What Clients Should Know About Probate

Posted on: 23 September 2019


Probate law is a topic that most people encounter rarely as compared to other legal issues. This creates a lot of confusion, and folks may even get upset because they don't understand what's going on with a loved one's estate. If you're worried about the implications of the process, it can be helpful to learn some of the basics.

It's Not a Swear Word

The probate system exists to make sure everyone's rights are protected. "Everyone" can have a pretty wide scope, including the deceased's creditors, the government, unnamed claimants, and people who object to the terms of a will.

Upon an individual's passing, the local probate court will have to address the situation. If there was a will and an executor was named, they will file paperwork with the court to assert the will's veracity and its terms. In the absence of a will or an executor, the court will appoint someone. When there are questions about the ability of an executor to do the job, the court may also conduct a hearing to determine whether there is a problem.
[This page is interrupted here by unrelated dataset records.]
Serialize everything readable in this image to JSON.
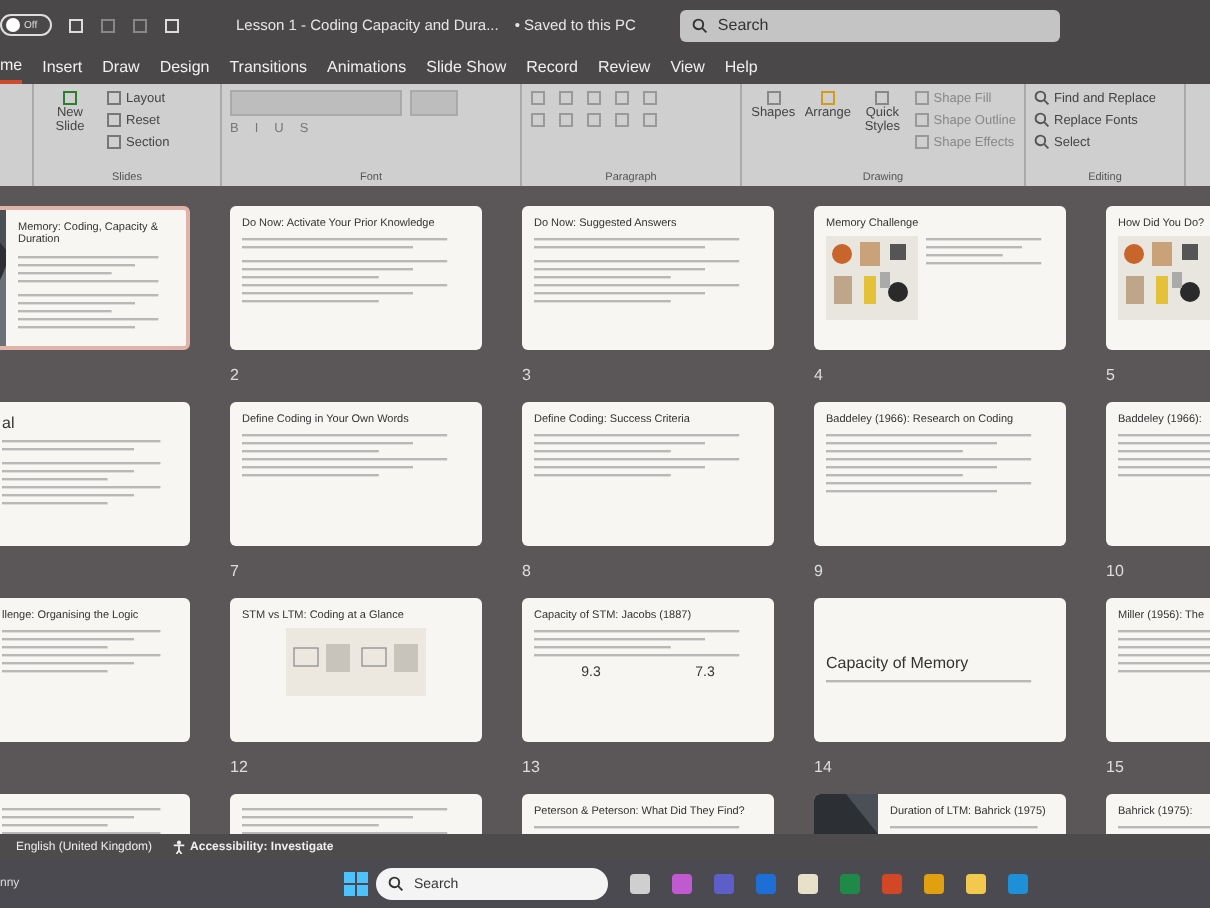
{
  "titlebar": {
    "autosave": {
      "label": "Off",
      "on": false
    },
    "title": "Lesson 1 - Coding Capacity and Dura...",
    "saved": "• Saved to this PC",
    "search": {
      "placeholder": "Search"
    }
  },
  "tabs": [
    {
      "label": "me",
      "selected": true
    },
    {
      "label": "Insert",
      "selected": false
    },
    {
      "label": "Draw",
      "selected": false
    },
    {
      "label": "Design",
      "selected": false
    },
    {
      "label": "Transitions",
      "selected": false
    },
    {
      "label": "Animations",
      "selected": false
    },
    {
      "label": "Slide Show",
      "selected": false
    },
    {
      "label": "Record",
      "selected": false
    },
    {
      "label": "Review",
      "selected": false
    },
    {
      "label": "View",
      "selected": false
    },
    {
      "label": "Help",
      "selected": false
    }
  ],
  "ribbon": [
    {
      "label": "Slides",
      "kind": "slides",
      "items": [
        "New Slide",
        "Layout",
        "Reset",
        "Section"
      ]
    },
    {
      "label": "Font",
      "kind": "font",
      "items": [
        "B",
        "I",
        "U",
        "S"
      ]
    },
    {
      "label": "Paragraph",
      "kind": "paragraph"
    },
    {
      "label": "Drawing",
      "kind": "drawing",
      "items": [
        "Shapes",
        "Arrange",
        "Quick Styles",
        "Shape Fill",
        "Shape Outline",
        "Shape Effects"
      ]
    },
    {
      "label": "Editing",
      "kind": "editing",
      "items": [
        "Find and Replace",
        "Replace Fonts",
        "Select"
      ]
    }
  ],
  "slides": [
    {
      "title": "Memory: Coding, Capacity & Duration",
      "kind": "image-left",
      "selected": true
    },
    {
      "number": "2",
      "title": "Do Now: Activate Your Prior Knowledge",
      "kind": "columns",
      "selected": false
    },
    {
      "number": "3",
      "title": "Do Now: Suggested Answers",
      "kind": "columns",
      "selected": false
    },
    {
      "number": "4",
      "title": "Memory Challenge",
      "kind": "picture",
      "selected": false
    },
    {
      "number": "5",
      "title": "How Did You Do?",
      "kind": "picture",
      "selected": false
    },
    {
      "title": "al",
      "kind": "columns",
      "selected": false
    },
    {
      "number": "7",
      "title": "Define Coding in Your Own Words",
      "kind": "text",
      "selected": false
    },
    {
      "number": "8",
      "title": "Define Coding: Success Criteria",
      "kind": "text",
      "selected": false
    },
    {
      "number": "9",
      "title": "Baddeley (1966): Research on Coding",
      "kind": "panel",
      "selected": false
    },
    {
      "number": "10",
      "title": "Baddeley (1966):",
      "kind": "text",
      "selected": false
    },
    {
      "title": "llenge: Organising the Logic",
      "kind": "text",
      "selected": false
    },
    {
      "number": "12",
      "title": "STM vs LTM: Coding at a Glance",
      "kind": "diagram",
      "selected": false
    },
    {
      "number": "13",
      "title": "Capacity of STM: Jacobs (1887)",
      "kind": "stats",
      "stats": [
        "9.3",
        "7.3"
      ],
      "selected": false
    },
    {
      "number": "14",
      "title": "Capacity of Memory",
      "kind": "section",
      "selected": false
    },
    {
      "number": "15",
      "title": "Miller (1956): The",
      "kind": "text",
      "selected": false
    },
    {
      "kind": "text",
      "selected": false
    },
    {
      "kind": "text",
      "selected": false
    },
    {
      "title": "Peterson & Peterson: What Did They Find?",
      "kind": "text",
      "selected": false
    },
    {
      "title": "Duration of LTM: Bahrick (1975)",
      "kind": "image-left",
      "selected": false
    },
    {
      "title": "Bahrick (1975):",
      "kind": "text",
      "selected": false
    }
  ],
  "status_bar": {
    "language": "English (United Kingdom)",
    "accessibility": "Accessibility: Investigate"
  },
  "taskbar": {
    "weather": "nny",
    "search": {
      "placeholder": "Search"
    }
  }
}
Probate Usually Goes Fairly Smoothly

In some ways, transfers of property as part of an estate aren't very different from real estate transfers. The legal system simply wants to verify that everything is on the up-and-up. This entails providing a venue to anyone who has a claim on an estate, but the most common problems are typically back taxes and any taxes the beneficiaries might owe.
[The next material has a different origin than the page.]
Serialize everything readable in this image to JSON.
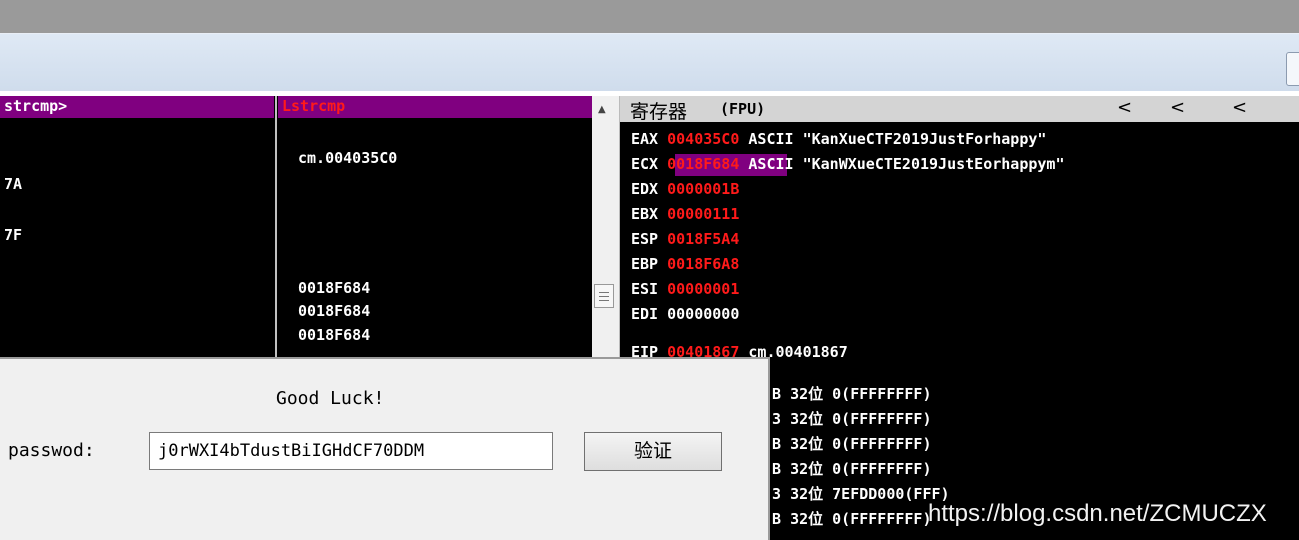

For the government, its biggest interest in an estate is usually seeing that the value of the property is honestly assessed. This is, predictably, to ensure that everything is taxed properly.

Does All Property Go Through Probate?

Most states have requirements for how much property has to be involved before a probate proceeding is required. For example, California allows the transfer of $100,000 worth of property without probate being invoked. Where this can get sketchy is if the valuations attached to pieces of property appear to be part of a probate- or tax-avoidance scheme. As long as the estate has been handled honestly, a trip to a probate law office isn't inevitable unless the estate is reasonably large.

Some bank accounts can also be kept out of probate. Providing the bank with paperwork that allows it to pay the account out to another party on death will ensure this happens. Community property held with a surviving spouse is usually transferable without probate, too.

For more information, contact a probate law office in your area.